Element data from apps and pages:
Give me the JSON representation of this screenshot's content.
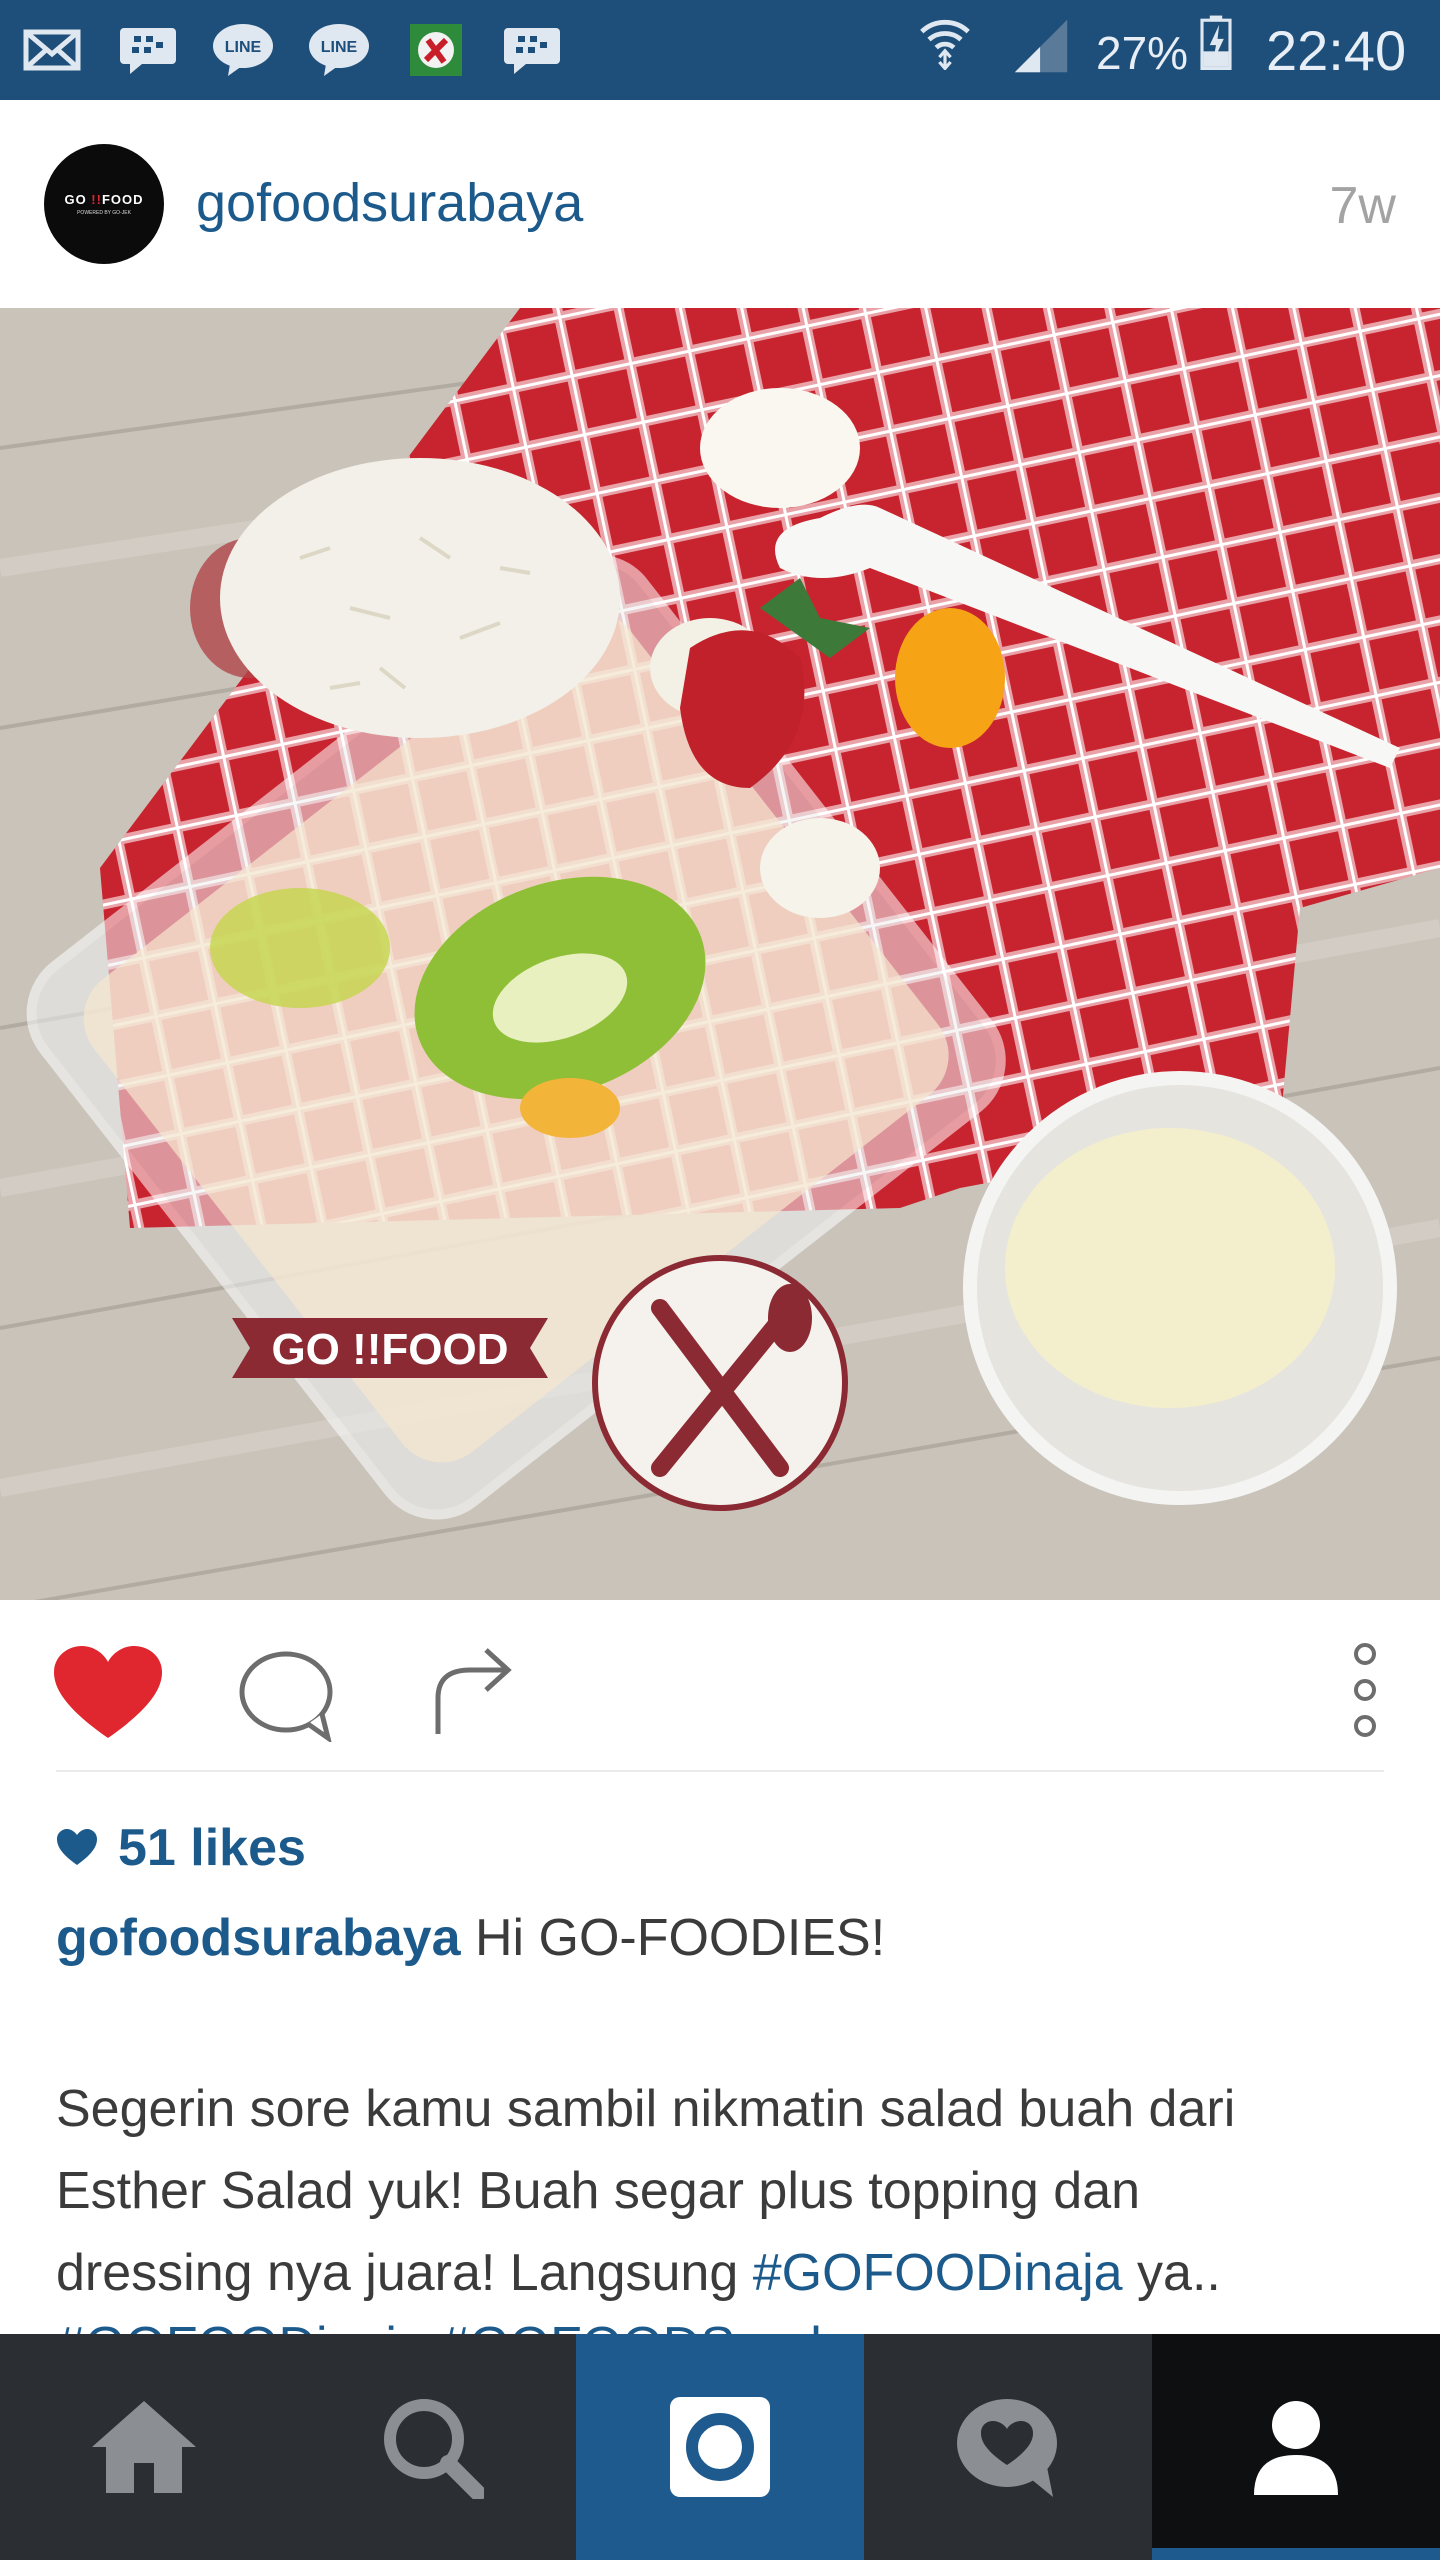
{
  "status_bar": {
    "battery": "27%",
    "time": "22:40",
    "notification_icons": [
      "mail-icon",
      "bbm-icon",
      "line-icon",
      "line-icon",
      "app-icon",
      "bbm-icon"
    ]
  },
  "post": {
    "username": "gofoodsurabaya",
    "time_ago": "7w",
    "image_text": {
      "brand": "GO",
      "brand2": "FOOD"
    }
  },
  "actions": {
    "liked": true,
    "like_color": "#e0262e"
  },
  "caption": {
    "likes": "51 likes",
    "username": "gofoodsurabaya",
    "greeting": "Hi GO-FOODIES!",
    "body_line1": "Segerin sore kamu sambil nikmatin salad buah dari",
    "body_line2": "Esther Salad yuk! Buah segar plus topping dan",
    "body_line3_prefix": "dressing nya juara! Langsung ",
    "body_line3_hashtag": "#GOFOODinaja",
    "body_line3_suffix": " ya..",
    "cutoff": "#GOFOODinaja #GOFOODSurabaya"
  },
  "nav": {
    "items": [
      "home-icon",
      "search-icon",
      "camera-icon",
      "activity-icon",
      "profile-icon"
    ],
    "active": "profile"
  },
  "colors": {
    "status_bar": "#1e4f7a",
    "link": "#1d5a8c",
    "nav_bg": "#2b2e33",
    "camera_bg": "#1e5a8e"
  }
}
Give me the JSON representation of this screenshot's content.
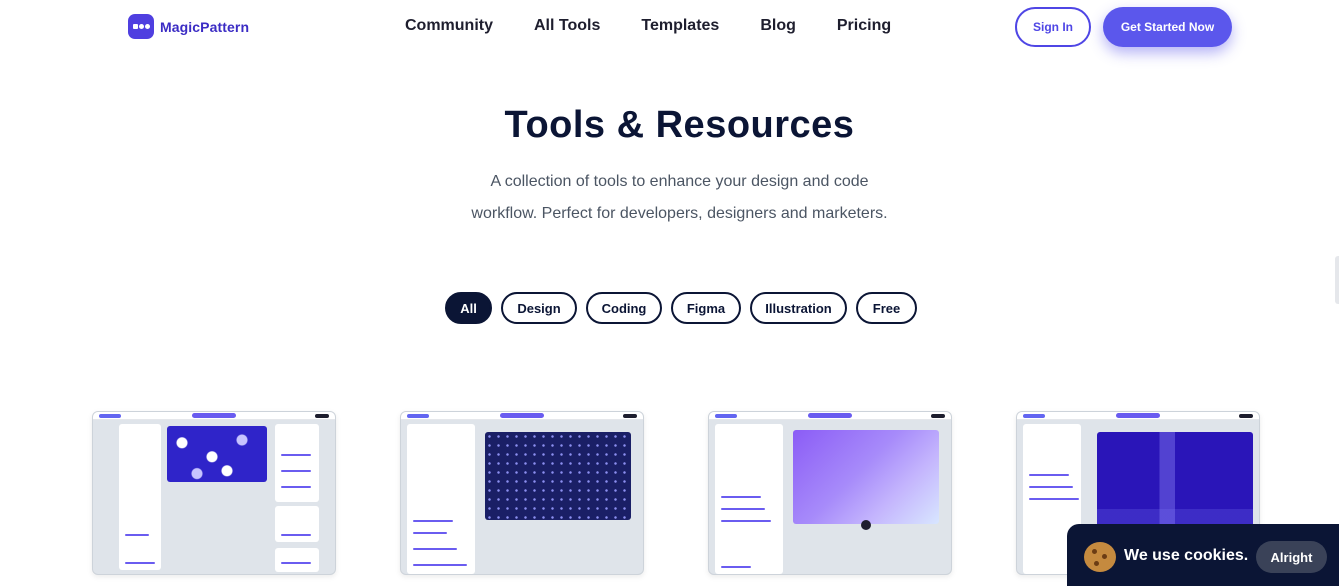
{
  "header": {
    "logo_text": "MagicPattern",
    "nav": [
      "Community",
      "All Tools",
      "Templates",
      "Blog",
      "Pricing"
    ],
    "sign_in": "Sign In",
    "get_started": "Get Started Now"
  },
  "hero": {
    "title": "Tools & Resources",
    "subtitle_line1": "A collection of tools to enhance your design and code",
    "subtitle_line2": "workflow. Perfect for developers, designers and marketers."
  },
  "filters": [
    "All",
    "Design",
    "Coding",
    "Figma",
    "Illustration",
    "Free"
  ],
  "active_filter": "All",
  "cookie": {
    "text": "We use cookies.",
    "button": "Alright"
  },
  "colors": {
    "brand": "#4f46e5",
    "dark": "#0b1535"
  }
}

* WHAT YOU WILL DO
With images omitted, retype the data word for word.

* SOLUTION FOR THIS TASK
Give me the JSON representation of this screenshot's content.
{
  "status_bar": {
    "battery": "27%",
    "time": "22:40",
    "notification_icons": [
      "mail-icon",
      "bbm-icon",
      "line-icon",
      "line-icon",
      "app-icon",
      "bbm-icon"
    ]
  },
  "post": {
    "username": "gofoodsurabaya",
    "time_ago": "7w",
    "image_text": {
      "brand": "GO",
      "brand2": "FOOD"
    }
  },
  "actions": {
    "liked": true,
    "like_color": "#e0262e"
  },
  "caption": {
    "likes": "51 likes",
    "username": "gofoodsurabaya",
    "greeting": "Hi GO-FOODIES!",
    "body_line1": "Segerin sore kamu sambil nikmatin salad buah dari",
    "body_line2": "Esther Salad yuk! Buah segar plus topping dan",
    "body_line3_prefix": "dressing nya juara! Langsung ",
    "body_line3_hashtag": "#GOFOODinaja",
    "body_line3_suffix": " ya..",
    "cutoff": "#GOFOODinaja #GOFOODSurabaya"
  },
  "nav": {
    "items": [
      "home-icon",
      "search-icon",
      "camera-icon",
      "activity-icon",
      "profile-icon"
    ],
    "active": "profile"
  },
  "colors": {
    "status_bar": "#1e4f7a",
    "link": "#1d5a8c",
    "nav_bg": "#2b2e33",
    "camera_bg": "#1e5a8e"
  }
}
Give me the JSON representation of this screenshot's content.
{
  "header": {
    "logo_text": "MagicPattern",
    "nav": [
      "Community",
      "All Tools",
      "Templates",
      "Blog",
      "Pricing"
    ],
    "sign_in": "Sign In",
    "get_started": "Get Started Now"
  },
  "hero": {
    "title": "Tools & Resources",
    "subtitle_line1": "A collection of tools to enhance your design and code",
    "subtitle_line2": "workflow. Perfect for developers, designers and marketers."
  },
  "filters": [
    "All",
    "Design",
    "Coding",
    "Figma",
    "Illustration",
    "Free"
  ],
  "active_filter": "All",
  "cookie": {
    "text": "We use cookies.",
    "button": "Alright"
  },
  "colors": {
    "brand": "#4f46e5",
    "dark": "#0b1535"
  }
}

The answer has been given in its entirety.